Interface dataset entries:
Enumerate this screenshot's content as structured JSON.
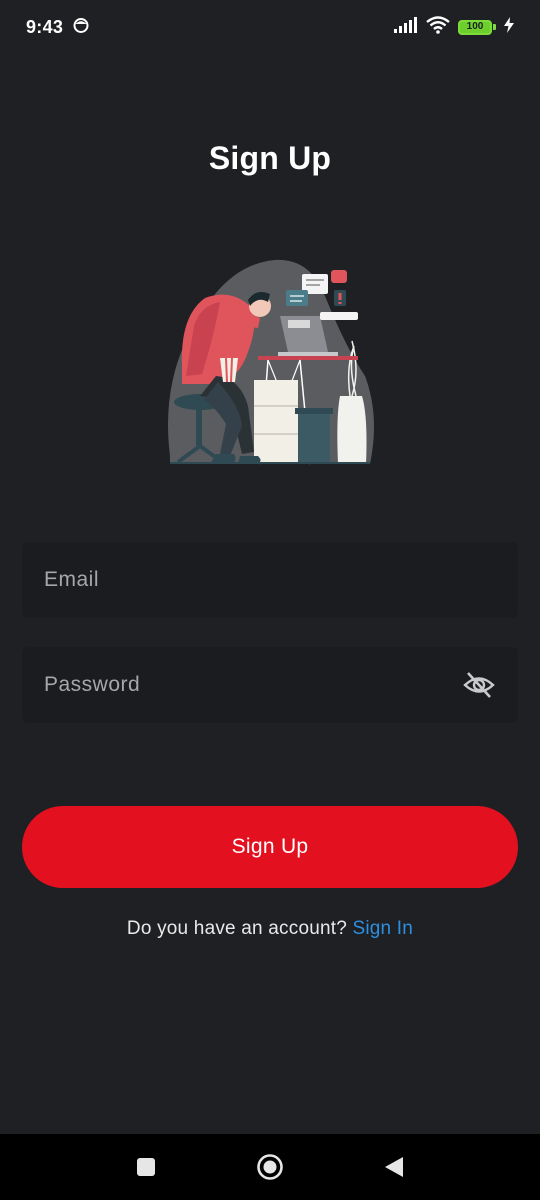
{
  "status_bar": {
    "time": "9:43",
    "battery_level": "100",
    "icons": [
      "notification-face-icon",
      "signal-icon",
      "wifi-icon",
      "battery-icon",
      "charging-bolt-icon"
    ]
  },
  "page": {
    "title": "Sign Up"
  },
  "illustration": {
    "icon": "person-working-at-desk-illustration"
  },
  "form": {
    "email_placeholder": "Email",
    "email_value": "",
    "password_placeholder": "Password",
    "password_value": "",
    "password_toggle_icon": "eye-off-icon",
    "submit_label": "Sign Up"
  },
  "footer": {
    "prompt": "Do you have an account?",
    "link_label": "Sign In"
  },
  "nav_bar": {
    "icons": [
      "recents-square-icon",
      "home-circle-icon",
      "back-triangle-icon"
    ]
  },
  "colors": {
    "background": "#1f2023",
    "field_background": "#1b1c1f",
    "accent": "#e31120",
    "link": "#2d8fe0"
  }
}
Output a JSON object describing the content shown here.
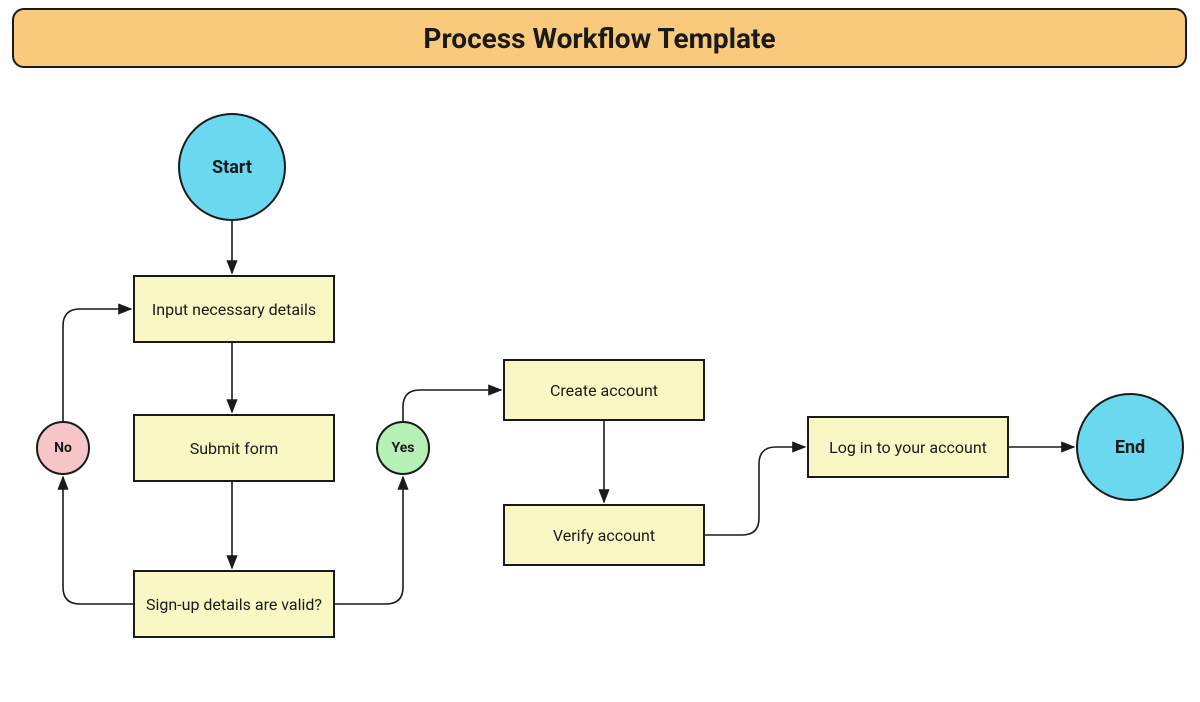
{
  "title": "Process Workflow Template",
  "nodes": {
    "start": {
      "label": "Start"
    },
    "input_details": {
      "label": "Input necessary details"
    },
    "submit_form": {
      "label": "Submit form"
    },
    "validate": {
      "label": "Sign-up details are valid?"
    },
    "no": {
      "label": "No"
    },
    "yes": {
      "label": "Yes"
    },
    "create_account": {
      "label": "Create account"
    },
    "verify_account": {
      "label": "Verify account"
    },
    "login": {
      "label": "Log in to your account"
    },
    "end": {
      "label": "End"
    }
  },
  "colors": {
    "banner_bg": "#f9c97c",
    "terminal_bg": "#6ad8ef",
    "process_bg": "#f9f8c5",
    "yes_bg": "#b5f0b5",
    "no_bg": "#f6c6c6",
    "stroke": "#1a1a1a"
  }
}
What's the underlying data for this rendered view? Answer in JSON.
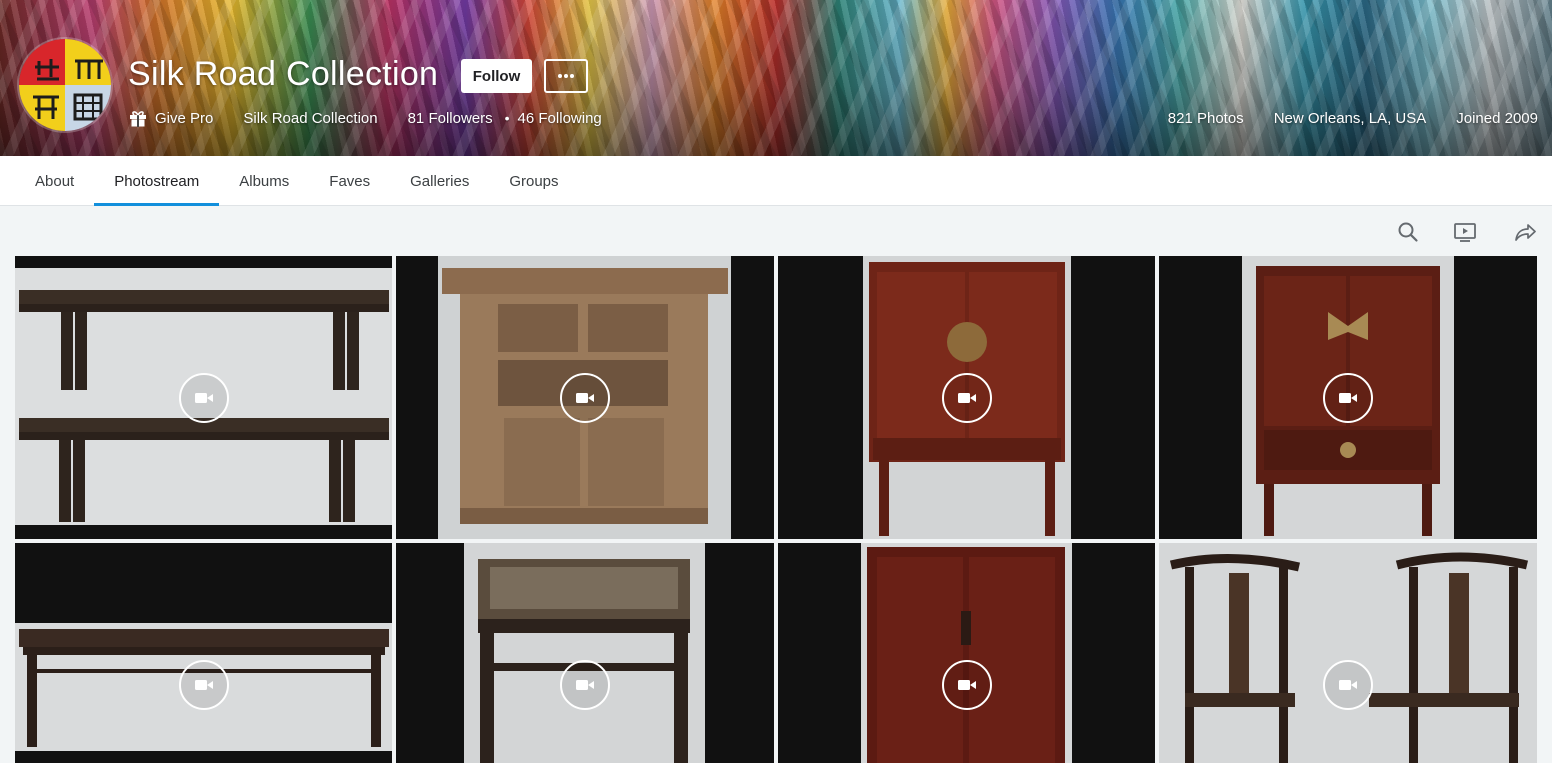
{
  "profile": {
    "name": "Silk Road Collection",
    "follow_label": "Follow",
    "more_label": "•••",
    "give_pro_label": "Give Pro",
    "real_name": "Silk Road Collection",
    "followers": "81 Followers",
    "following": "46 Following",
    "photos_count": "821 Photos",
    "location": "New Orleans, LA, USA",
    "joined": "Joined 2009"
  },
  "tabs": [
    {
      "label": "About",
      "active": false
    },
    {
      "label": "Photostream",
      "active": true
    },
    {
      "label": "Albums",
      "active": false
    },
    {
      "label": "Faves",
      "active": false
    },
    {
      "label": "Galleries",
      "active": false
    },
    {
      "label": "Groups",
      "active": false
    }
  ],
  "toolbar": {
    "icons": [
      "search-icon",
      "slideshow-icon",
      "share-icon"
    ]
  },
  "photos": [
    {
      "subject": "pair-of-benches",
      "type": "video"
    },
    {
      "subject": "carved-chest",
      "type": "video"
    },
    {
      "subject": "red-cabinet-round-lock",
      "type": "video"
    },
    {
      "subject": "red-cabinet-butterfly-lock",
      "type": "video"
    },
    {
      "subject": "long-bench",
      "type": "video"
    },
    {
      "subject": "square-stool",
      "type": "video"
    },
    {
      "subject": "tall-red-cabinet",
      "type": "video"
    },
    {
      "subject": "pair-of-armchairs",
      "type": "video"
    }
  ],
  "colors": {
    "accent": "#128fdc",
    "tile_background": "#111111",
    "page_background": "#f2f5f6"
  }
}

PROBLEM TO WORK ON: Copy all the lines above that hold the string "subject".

TASK SOLUTION:
      "subject": "pair-of-benches",
      "subject": "carved-chest",
      "subject": "red-cabinet-round-lock",
      "subject": "red-cabinet-butterfly-lock",
      "subject": "long-bench",
      "subject": "square-stool",
      "subject": "tall-red-cabinet",
      "subject": "pair-of-armchairs",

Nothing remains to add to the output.